Six Types of Online Feedback Forms You Can Use
Method #1. Survey and feedback popups
Method #2. Inline/Embedded forms
Method #3. Email messages
Method #4. Feedback forms embedded to a live chat
Method #5. Side button
Method #6. Social media
Tip #1. Know why you're asking for feedback
Tip #2. Pay attention to the questions you ask

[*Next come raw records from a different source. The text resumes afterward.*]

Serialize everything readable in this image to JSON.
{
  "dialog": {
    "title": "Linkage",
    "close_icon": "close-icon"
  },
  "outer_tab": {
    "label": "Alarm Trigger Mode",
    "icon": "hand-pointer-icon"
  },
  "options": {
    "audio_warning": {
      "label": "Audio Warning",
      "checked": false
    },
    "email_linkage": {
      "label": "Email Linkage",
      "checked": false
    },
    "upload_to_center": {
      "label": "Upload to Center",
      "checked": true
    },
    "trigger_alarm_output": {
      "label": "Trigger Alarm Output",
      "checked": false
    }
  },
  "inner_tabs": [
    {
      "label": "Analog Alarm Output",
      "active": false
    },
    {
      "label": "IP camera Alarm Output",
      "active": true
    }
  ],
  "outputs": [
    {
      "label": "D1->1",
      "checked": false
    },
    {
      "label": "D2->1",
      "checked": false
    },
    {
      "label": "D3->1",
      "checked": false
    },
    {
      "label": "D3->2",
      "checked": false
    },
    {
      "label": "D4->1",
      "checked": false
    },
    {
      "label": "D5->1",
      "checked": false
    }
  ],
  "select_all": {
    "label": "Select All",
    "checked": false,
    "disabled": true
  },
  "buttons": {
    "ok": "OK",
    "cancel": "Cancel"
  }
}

Tip #3. Tell people how long the survey will take (and ease them in for long surveys)